The Broad-billed Sapayoa (or simply Sapayoa), Sapayoa aenigma, is a suboscine passerine found in lowland rainforests in Panama and northwest South America. As the epithet aenigma ("the enigma") implies, its relationships have long been elusive. It is easy to overlook, but appears to be common in a wide range and is not considered threatened by the IUCN.
The Sapayoa is a small, olive-colored bird, somewhat paler below and with a yellowish throat. Its habitus resembles a bigger, longer-tailed, broader-billed female manakin. It is rare to uncommon in the forest understory, favoring ravines and small streams. It is usually seen in pairs or mixed-species flocks. It spends long periods perching, then sallies up to pick fruit or catch insects, on foliage or in mid air, with its flat, wide bill in a way reminiscent of flatbills. Other aspects of its biology as late as 2003 were still unknown.

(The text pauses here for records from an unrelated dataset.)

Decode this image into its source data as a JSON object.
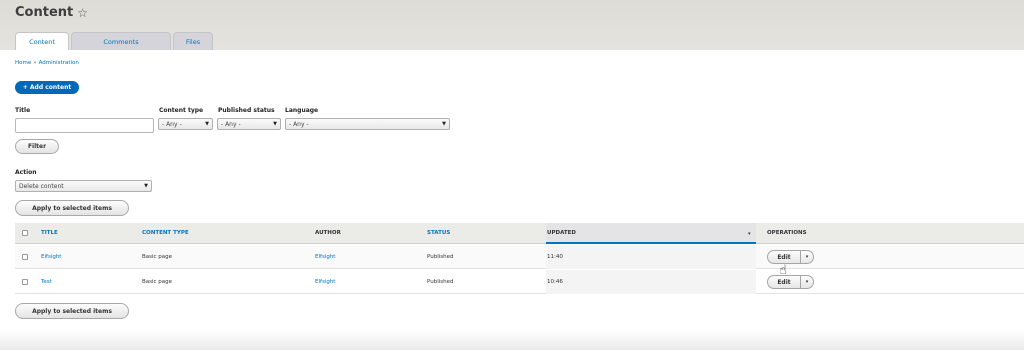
{
  "header": {
    "title": "Content",
    "tabs": [
      {
        "label": "Content",
        "active": true
      },
      {
        "label": "Comments",
        "active": false
      },
      {
        "label": "Files",
        "active": false
      }
    ]
  },
  "breadcrumb": {
    "home": "Home",
    "sep": "»",
    "admin": "Administration"
  },
  "add_content_label": "+ Add content",
  "filters": {
    "title_label": "Title",
    "title_value": "",
    "content_type_label": "Content type",
    "content_type_value": "- Any -",
    "published_label": "Published status",
    "published_value": "- Any -",
    "language_label": "Language",
    "language_value": "- Any -",
    "filter_button": "Filter"
  },
  "action": {
    "label": "Action",
    "value": "Delete content",
    "apply_button": "Apply to selected items"
  },
  "table": {
    "columns": [
      "TITLE",
      "CONTENT TYPE",
      "AUTHOR",
      "STATUS",
      "UPDATED",
      "OPERATIONS"
    ],
    "sort_indicator": "▾",
    "rows": [
      {
        "title": "Elfsight",
        "type": "Basic page",
        "author": "Elfsight",
        "status": "Published",
        "updated": "11:40",
        "op": "Edit"
      },
      {
        "title": "Test",
        "type": "Basic page",
        "author": "Elfsight",
        "status": "Published",
        "updated": "10:46",
        "op": "Edit"
      }
    ]
  },
  "bottom_apply_button": "Apply to selected items",
  "colors": {
    "accent": "#0074bd",
    "primary_button": "#0068b8",
    "header_bg": "#e0dfda"
  }
}
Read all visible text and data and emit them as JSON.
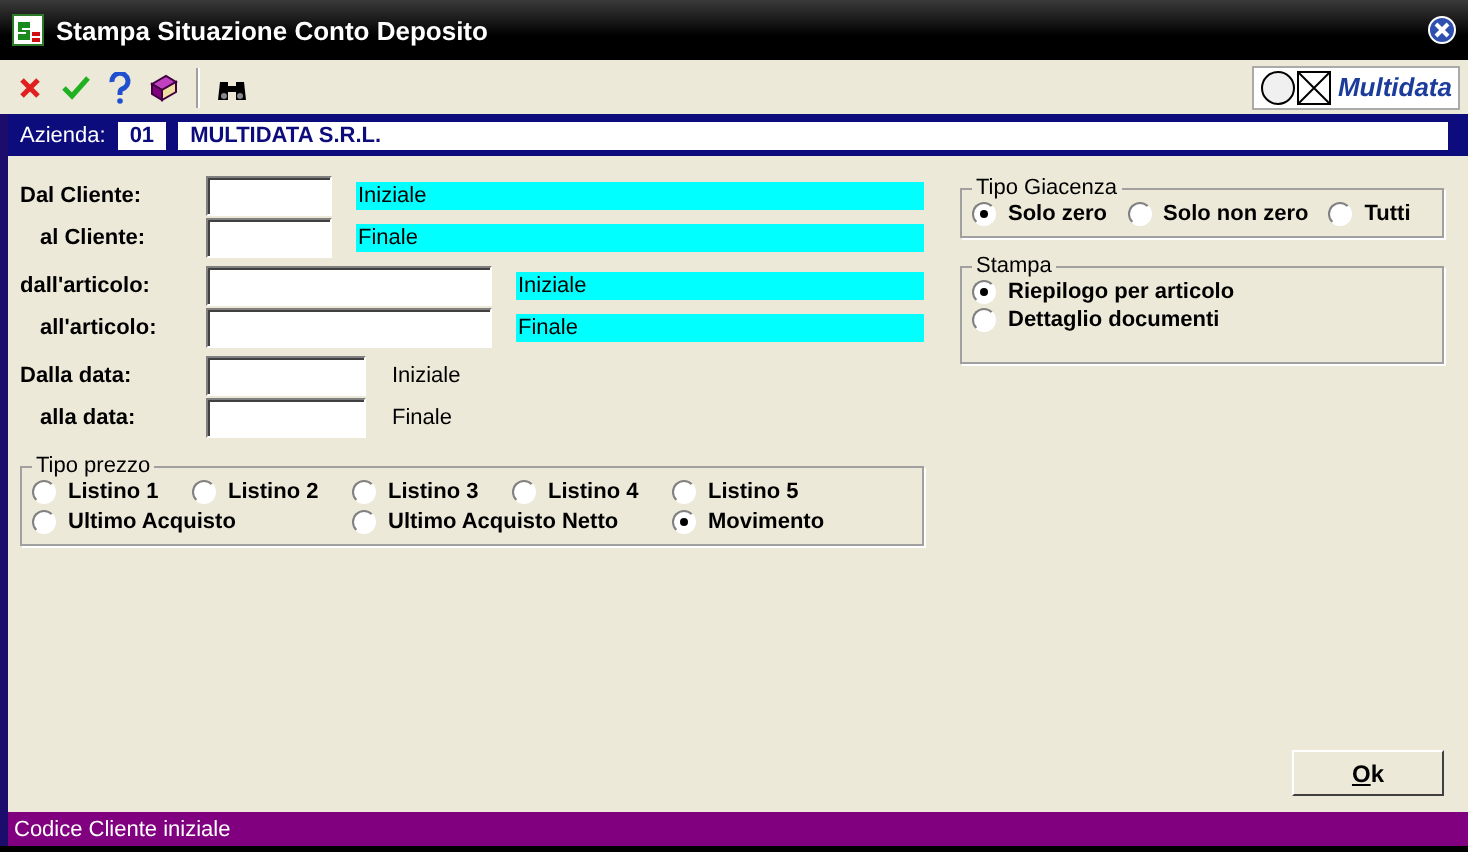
{
  "window": {
    "title": "Stampa Situazione Conto Deposito"
  },
  "toolbar": {
    "logo": "Multidata"
  },
  "company": {
    "label": "Azienda:",
    "code": "01",
    "name": "MULTIDATA S.R.L."
  },
  "ranges": [
    {
      "kind": "client",
      "rows": [
        {
          "label": "Dal Cliente:",
          "hint": "Iniziale"
        },
        {
          "label": "al Cliente:",
          "hint": "Finale"
        }
      ]
    },
    {
      "kind": "article",
      "rows": [
        {
          "label": "dall'articolo:",
          "hint": "Iniziale"
        },
        {
          "label": "all'articolo:",
          "hint": "Finale"
        }
      ]
    },
    {
      "kind": "date",
      "rows": [
        {
          "label": "Dalla data:",
          "hint": "Iniziale"
        },
        {
          "label": "alla data:",
          "hint": "Finale"
        }
      ]
    }
  ],
  "tipo_prezzo": {
    "title": "Tipo prezzo",
    "options": [
      {
        "label": "Listino 1",
        "selected": false,
        "kind": "single"
      },
      {
        "label": "Listino 2",
        "selected": false,
        "kind": "single"
      },
      {
        "label": "Listino 3",
        "selected": false,
        "kind": "single"
      },
      {
        "label": "Listino 4",
        "selected": false,
        "kind": "single"
      },
      {
        "label": "Listino 5",
        "selected": false,
        "kind": "single"
      },
      {
        "label": "Ultimo Acquisto",
        "selected": false,
        "kind": "double"
      },
      {
        "label": "Ultimo Acquisto Netto",
        "selected": false,
        "kind": "double"
      },
      {
        "label": "Movimento",
        "selected": true,
        "kind": "single"
      }
    ]
  },
  "tipo_giacenza": {
    "title": "Tipo Giacenza",
    "options": [
      {
        "label": "Solo zero",
        "selected": true
      },
      {
        "label": "Solo non zero",
        "selected": false
      },
      {
        "label": "Tutti",
        "selected": false
      }
    ]
  },
  "stampa": {
    "title": "Stampa",
    "options": [
      {
        "label": "Riepilogo per articolo",
        "selected": true
      },
      {
        "label": "Dettaglio documenti",
        "selected": false
      }
    ]
  },
  "ok_button": "Ok",
  "status_bar": "Codice Cliente iniziale"
}
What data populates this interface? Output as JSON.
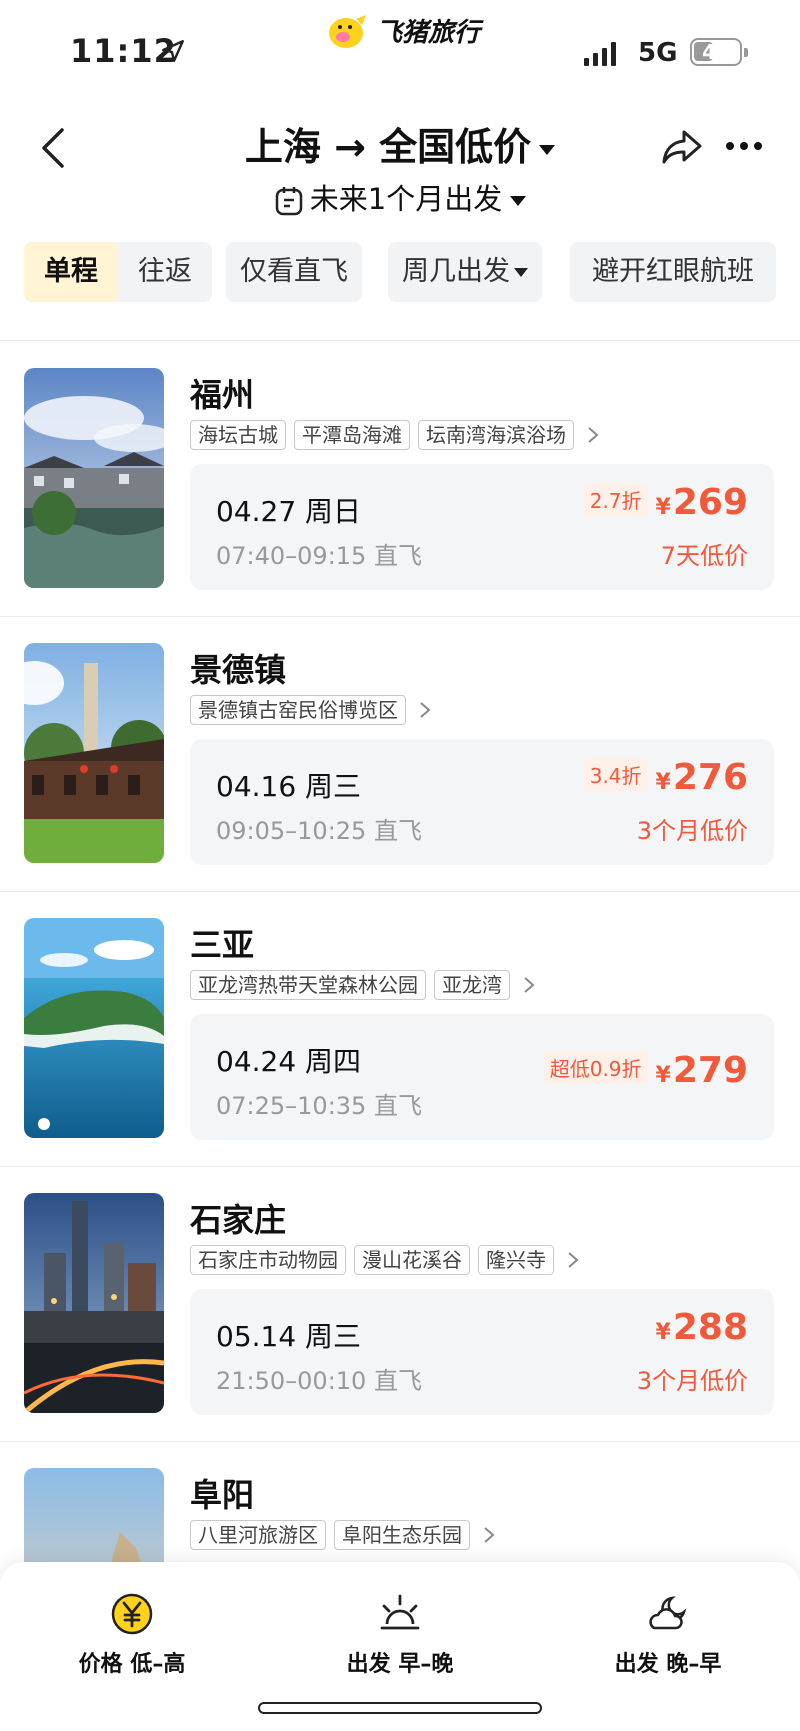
{
  "status_bar": {
    "time": "11:12",
    "network": "5G",
    "battery": "44",
    "battery_level": 0.44
  },
  "brand": {
    "name": "飞猪旅行"
  },
  "header": {
    "title": "上海 → 全国低价",
    "subtitle": "未来1个月出发"
  },
  "filters": {
    "trip_types": [
      "单程",
      "往返"
    ],
    "active_trip_type": "单程",
    "direct_only": "仅看直飞",
    "weekday": "周几出发",
    "avoid_redeye": "避开红眼航班"
  },
  "destinations": [
    {
      "city": "福州",
      "tags": [
        "海坛古城",
        "平潭岛海滩",
        "坛南湾海滨浴场"
      ],
      "date": "04.27 周日",
      "schedule": "07:40–09:15 直飞",
      "discount": "2.7折",
      "currency": "¥",
      "price": "269",
      "note": "7天低价"
    },
    {
      "city": "景德镇",
      "tags": [
        "景德镇古窑民俗博览区"
      ],
      "date": "04.16 周三",
      "schedule": "09:05–10:25 直飞",
      "discount": "3.4折",
      "currency": "¥",
      "price": "276",
      "note": "3个月低价"
    },
    {
      "city": "三亚",
      "tags": [
        "亚龙湾热带天堂森林公园",
        "亚龙湾"
      ],
      "date": "04.24 周四",
      "schedule": "07:25–10:35 直飞",
      "discount": "超低0.9折",
      "currency": "¥",
      "price": "279",
      "note": ""
    },
    {
      "city": "石家庄",
      "tags": [
        "石家庄市动物园",
        "漫山花溪谷",
        "隆兴寺"
      ],
      "date": "05.14 周三",
      "schedule": "21:50–00:10 直飞",
      "discount": "",
      "currency": "¥",
      "price": "288",
      "note": "3个月低价"
    },
    {
      "city": "阜阳",
      "tags": [
        "八里河旅游区",
        "阜阳生态乐园"
      ]
    }
  ],
  "sort_bar": [
    {
      "label": "价格 低–高",
      "icon": "yen-coin-icon"
    },
    {
      "label": "出发 早–晚",
      "icon": "sunrise-icon"
    },
    {
      "label": "出发 晚–早",
      "icon": "moon-cloud-icon"
    }
  ],
  "colors": {
    "accent_price": "#f05a3b",
    "active_tab_bg": "#fff4d4",
    "coin": "#ffd21e"
  }
}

It has always been considered a monotypic genus Sapayoa and historically regarded as a New World suboscine; in particular, it was assigned to the manakin family (Pipridae). However, the species was listed as incertae sedis (position uncertain) in the Sibley-Ahlquist taxonomy, because
"preliminary DNA-DNA hybridization comparisons [...] indicate that this species is either a relative of the Old World Eurylaimidae or a sister group of all other Tyrannida, as suggested by earlier biochemical studies [...] In any event, it is not a close relative of manakins or any other recent tyrannoid."
More recent research suggests that it is not a New World suboscine at all, but an Old World suboscine. In 2004, it was shown that the Sapoyoa is an outlier to the New World suboscines. In an earleri analysis based on nDNA myoglobin intron 2 and GAPDH intron 11 sequence data, the authors found the Sapayoa
"as a deep branch in the group of broadbills and pittas of the Old World tropics."
Accordingly, the Sapayoa would be the last surviving New World species of a lineage that evolved in Australia-New Guinea when Gondwana was in the process of splitting apart. The Sapayoa's ancestors are hypothesized to have reached South America via the Western Antarctica Peninsula.
Nowadays, the Sapoyoa is sometimes placed in the family Eurylaimidae with the broadbills. Others tentatively place the Sapayoa in the asity family Philepittidae otherwise found only in Madagascar and sometimes included in the broadbill family.
However, the divergence between the broadbills and the Sapayoa found in the 2003 study is only slightly less deep than that between the Sapayoa and the pittas. It is even possible though unlikely that the present species is actually closer to the pittas than to the broadbills. Consequently, it is suggested to place the Sapayoa in its own monotypic family Sapayoidae, as is done here.